[Opening Given entries section]
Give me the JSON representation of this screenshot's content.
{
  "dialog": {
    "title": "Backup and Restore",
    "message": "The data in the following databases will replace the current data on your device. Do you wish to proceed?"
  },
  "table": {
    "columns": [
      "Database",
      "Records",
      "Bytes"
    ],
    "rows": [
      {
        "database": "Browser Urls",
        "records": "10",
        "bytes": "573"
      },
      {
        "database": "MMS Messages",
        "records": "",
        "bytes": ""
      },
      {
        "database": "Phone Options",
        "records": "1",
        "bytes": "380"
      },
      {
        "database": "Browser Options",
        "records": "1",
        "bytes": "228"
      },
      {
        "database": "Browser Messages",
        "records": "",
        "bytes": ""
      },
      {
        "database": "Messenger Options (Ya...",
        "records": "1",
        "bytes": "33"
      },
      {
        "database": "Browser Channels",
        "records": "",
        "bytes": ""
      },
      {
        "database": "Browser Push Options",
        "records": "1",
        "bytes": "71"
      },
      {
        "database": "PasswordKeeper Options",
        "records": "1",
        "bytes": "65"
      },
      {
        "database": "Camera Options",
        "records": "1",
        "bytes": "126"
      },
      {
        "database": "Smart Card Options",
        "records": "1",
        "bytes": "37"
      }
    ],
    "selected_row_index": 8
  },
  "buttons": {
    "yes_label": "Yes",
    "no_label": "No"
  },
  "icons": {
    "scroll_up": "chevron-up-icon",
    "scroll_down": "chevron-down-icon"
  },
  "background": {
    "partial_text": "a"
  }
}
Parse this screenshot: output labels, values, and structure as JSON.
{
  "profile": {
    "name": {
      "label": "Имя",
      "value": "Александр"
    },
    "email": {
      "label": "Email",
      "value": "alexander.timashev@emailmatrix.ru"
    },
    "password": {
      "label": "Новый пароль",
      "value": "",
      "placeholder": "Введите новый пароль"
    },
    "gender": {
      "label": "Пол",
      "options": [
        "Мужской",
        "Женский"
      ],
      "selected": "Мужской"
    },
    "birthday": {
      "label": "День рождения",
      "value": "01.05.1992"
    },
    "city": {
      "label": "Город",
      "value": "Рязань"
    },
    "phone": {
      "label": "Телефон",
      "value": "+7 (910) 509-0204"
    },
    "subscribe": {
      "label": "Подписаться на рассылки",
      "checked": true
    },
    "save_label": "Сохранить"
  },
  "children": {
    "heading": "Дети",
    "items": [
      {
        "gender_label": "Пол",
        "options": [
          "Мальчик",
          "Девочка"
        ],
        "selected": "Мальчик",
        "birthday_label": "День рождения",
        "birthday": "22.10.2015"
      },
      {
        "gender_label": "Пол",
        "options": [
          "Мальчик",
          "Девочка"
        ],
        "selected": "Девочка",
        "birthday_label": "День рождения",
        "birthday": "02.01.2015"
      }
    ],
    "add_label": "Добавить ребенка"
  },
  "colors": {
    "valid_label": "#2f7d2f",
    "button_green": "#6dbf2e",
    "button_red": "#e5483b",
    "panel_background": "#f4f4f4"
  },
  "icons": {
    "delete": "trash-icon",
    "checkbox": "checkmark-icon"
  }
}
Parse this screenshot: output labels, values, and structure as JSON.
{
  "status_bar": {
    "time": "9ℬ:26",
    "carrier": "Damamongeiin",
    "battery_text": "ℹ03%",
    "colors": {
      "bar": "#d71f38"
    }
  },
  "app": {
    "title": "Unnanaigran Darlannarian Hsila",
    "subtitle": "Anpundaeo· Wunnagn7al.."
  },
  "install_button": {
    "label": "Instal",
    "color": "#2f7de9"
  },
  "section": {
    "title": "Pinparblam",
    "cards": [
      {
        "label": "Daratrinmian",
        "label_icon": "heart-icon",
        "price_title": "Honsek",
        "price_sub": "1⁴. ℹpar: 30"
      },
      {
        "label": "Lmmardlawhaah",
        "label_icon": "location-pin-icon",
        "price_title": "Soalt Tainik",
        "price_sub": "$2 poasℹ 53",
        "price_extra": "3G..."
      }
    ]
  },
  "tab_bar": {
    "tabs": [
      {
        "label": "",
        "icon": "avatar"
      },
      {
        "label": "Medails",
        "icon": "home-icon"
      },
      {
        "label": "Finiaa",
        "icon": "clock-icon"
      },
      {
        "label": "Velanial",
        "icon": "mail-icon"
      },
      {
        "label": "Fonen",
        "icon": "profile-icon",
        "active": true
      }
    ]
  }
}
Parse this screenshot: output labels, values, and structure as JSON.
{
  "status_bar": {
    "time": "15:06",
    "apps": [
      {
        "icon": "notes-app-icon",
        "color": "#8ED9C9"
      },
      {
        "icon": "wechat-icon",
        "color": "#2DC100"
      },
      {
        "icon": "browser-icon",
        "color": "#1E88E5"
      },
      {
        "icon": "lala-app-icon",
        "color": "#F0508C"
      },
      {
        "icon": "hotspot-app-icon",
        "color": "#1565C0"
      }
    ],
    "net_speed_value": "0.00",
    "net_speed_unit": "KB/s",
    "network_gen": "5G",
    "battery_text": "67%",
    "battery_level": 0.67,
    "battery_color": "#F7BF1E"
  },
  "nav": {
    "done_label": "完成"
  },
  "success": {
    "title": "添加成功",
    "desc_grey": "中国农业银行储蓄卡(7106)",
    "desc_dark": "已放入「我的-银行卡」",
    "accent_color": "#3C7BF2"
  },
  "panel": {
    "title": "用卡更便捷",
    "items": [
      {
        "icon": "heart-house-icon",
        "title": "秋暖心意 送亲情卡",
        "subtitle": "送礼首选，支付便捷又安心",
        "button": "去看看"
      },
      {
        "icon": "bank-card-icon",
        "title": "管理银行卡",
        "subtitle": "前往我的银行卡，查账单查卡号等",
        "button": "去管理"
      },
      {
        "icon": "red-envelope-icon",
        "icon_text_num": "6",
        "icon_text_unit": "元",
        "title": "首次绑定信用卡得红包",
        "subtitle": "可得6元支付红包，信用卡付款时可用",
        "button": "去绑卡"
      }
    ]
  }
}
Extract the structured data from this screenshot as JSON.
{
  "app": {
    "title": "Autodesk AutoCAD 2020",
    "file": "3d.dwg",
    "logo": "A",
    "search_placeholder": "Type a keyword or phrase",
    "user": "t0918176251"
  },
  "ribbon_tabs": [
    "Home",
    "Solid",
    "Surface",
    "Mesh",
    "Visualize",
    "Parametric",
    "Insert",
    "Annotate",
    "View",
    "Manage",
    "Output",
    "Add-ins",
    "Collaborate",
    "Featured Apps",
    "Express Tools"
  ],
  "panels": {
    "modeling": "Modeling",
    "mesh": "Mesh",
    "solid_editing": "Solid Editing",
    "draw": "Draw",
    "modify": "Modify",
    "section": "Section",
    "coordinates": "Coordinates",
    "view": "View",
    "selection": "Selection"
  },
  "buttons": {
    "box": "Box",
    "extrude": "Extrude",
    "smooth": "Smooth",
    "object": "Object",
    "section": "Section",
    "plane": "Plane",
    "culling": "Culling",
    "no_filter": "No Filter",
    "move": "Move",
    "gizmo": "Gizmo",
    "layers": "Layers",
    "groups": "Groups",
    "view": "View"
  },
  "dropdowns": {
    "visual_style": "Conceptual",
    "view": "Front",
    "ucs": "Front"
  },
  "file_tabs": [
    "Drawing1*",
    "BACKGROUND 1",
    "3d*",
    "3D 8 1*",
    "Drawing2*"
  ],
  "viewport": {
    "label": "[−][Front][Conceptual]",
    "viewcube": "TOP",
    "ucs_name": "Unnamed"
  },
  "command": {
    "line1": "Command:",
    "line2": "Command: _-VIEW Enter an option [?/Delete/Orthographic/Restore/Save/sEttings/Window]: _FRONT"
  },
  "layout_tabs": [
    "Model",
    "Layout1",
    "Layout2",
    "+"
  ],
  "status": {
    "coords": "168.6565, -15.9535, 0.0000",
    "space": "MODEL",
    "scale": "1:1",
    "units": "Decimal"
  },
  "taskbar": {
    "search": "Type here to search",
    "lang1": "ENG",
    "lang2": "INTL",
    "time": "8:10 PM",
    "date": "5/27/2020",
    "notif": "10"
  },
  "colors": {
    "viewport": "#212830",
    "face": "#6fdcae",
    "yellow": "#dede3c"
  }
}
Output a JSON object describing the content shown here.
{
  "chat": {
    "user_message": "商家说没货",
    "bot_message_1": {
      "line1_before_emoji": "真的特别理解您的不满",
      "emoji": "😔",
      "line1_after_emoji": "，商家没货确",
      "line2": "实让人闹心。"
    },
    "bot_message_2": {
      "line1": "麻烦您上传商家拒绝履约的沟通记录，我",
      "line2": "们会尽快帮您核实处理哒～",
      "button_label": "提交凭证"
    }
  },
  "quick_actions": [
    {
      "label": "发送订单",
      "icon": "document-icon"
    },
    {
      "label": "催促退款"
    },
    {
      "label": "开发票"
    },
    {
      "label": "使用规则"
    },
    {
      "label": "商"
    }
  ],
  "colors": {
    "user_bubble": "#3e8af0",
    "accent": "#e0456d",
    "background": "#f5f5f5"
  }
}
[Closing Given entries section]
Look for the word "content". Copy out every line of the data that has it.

Give me the JSON representation of this screenshot's content.
Output a JSON object describing the content shown here.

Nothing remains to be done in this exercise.